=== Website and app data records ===
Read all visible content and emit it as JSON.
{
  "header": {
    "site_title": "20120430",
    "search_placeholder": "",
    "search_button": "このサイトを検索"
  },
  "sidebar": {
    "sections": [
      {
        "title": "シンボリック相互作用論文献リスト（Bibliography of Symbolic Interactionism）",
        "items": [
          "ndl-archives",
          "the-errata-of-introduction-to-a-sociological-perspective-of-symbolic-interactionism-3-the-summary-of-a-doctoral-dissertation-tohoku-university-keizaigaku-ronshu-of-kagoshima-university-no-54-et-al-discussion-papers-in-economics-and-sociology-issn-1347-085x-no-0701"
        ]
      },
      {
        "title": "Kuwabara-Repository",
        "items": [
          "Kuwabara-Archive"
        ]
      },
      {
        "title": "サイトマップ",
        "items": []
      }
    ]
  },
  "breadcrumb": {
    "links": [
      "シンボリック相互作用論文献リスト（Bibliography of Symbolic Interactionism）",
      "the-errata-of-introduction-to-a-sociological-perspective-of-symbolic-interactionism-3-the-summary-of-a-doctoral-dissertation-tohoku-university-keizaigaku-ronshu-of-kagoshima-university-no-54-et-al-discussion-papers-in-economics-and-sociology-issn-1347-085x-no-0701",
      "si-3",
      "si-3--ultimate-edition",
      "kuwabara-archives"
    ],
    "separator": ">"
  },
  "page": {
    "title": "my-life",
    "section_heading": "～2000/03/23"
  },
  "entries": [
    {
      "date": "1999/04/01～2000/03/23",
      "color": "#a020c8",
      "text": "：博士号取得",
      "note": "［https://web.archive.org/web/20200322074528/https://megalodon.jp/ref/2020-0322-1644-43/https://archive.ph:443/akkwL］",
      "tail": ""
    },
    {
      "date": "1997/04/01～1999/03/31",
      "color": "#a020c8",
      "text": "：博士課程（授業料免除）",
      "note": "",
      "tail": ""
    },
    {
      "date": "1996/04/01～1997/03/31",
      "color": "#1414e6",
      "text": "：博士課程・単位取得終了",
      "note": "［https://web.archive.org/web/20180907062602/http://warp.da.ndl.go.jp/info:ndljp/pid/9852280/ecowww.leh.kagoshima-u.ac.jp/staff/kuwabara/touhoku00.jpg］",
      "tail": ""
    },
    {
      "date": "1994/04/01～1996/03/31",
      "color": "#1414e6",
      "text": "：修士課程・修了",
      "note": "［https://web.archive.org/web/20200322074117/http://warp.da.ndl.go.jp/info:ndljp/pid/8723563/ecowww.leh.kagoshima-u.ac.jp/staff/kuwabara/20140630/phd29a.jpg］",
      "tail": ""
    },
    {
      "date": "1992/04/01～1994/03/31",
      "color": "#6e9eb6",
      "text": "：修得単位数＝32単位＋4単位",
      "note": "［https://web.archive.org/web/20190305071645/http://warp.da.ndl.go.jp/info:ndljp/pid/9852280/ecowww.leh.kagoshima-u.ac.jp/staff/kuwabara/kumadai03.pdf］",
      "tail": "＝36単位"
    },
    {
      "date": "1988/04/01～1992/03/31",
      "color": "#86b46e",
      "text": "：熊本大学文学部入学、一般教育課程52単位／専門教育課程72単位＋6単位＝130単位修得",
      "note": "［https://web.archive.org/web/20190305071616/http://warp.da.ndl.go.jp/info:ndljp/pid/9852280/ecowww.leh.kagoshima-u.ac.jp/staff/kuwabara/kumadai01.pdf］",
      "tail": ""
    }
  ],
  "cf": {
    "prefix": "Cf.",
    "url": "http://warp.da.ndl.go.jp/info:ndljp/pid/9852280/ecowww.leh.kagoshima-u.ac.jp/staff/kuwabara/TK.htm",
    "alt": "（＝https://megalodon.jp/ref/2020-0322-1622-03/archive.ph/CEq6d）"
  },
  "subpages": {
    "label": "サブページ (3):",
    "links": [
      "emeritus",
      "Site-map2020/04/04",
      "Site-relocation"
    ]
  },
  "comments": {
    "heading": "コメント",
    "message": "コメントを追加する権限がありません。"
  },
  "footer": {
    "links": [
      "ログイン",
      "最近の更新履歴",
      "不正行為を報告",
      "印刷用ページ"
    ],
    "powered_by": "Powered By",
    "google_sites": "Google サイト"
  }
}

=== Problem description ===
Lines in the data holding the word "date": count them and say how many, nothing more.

=== Solution to the exercise ===
6